***** DATA IN THIS EXERCISE *****
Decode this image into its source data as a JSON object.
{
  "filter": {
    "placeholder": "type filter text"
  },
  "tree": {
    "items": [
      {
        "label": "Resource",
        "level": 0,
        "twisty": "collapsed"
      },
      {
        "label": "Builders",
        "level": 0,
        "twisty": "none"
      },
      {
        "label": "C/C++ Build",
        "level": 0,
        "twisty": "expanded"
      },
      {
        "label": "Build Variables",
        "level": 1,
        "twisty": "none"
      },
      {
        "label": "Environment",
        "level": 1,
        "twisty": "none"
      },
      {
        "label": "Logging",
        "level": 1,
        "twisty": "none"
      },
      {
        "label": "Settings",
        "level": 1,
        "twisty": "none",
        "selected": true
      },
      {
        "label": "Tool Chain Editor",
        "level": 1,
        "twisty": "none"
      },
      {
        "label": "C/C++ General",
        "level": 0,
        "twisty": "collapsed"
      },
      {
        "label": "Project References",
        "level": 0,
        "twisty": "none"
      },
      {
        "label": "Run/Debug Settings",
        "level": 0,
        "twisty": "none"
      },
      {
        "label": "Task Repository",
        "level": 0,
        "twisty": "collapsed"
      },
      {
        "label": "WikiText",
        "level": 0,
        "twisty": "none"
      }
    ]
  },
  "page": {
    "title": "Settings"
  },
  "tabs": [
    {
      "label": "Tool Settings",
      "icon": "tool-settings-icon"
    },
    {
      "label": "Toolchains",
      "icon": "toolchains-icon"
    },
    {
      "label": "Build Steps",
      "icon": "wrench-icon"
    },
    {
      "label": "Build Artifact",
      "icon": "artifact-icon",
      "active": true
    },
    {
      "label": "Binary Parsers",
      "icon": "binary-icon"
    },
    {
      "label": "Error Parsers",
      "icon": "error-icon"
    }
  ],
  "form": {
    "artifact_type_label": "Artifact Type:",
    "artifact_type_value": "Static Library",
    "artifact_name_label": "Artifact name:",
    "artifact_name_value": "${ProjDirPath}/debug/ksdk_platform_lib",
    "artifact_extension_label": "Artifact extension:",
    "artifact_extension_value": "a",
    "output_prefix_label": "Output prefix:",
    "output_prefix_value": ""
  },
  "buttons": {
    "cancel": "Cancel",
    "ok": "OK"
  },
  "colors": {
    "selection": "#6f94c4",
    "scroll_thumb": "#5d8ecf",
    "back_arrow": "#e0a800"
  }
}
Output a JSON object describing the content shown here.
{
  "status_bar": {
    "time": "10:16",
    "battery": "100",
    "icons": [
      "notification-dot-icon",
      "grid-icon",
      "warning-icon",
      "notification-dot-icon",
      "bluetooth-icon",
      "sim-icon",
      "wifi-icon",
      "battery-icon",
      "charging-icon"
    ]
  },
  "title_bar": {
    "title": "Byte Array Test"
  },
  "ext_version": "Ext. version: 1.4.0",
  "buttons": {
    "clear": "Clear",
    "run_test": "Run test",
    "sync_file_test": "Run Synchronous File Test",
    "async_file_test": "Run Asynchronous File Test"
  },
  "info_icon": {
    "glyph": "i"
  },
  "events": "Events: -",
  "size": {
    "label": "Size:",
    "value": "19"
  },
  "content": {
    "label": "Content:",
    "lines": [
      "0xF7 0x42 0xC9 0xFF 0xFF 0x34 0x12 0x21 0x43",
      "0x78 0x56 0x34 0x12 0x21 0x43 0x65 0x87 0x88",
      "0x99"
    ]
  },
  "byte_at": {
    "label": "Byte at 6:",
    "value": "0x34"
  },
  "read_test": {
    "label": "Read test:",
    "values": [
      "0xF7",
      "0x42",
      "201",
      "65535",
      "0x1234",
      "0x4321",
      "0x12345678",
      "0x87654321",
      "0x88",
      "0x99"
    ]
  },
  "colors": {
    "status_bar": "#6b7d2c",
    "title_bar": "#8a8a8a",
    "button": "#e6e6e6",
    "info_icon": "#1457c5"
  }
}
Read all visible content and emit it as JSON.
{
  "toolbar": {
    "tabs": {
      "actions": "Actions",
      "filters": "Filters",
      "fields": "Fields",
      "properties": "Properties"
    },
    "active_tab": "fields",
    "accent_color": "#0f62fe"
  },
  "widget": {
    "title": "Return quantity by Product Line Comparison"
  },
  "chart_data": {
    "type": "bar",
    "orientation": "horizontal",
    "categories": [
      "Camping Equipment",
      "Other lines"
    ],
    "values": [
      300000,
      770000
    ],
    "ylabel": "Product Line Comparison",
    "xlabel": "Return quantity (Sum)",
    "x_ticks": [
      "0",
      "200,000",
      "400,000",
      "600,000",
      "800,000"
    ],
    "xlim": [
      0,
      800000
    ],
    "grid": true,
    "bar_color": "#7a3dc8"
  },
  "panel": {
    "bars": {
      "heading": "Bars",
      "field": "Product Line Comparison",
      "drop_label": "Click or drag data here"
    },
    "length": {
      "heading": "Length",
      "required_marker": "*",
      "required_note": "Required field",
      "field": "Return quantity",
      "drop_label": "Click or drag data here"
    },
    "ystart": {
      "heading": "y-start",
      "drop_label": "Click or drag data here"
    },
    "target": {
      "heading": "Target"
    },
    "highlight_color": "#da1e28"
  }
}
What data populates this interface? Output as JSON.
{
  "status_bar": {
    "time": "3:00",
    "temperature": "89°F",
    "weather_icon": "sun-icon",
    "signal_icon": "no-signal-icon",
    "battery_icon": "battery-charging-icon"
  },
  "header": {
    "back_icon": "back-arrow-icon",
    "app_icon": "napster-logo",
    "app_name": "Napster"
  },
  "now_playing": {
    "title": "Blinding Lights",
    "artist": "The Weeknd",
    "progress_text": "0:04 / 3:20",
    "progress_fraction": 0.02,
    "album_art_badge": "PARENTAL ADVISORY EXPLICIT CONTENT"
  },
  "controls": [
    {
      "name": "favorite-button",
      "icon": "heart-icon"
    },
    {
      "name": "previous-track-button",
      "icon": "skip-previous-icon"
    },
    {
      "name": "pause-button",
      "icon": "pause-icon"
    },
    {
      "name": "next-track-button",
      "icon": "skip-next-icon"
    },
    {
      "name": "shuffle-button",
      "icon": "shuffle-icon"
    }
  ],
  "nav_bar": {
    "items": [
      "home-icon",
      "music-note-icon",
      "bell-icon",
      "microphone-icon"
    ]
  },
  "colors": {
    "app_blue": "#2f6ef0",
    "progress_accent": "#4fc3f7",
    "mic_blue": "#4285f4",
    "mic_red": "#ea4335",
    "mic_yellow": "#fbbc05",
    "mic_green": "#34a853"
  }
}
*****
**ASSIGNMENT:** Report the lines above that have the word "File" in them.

**ANSWER SECTION:**
    "sync_file_test": "Run Synchronous File Test",
    "async_file_test": "Run Asynchronous File Test"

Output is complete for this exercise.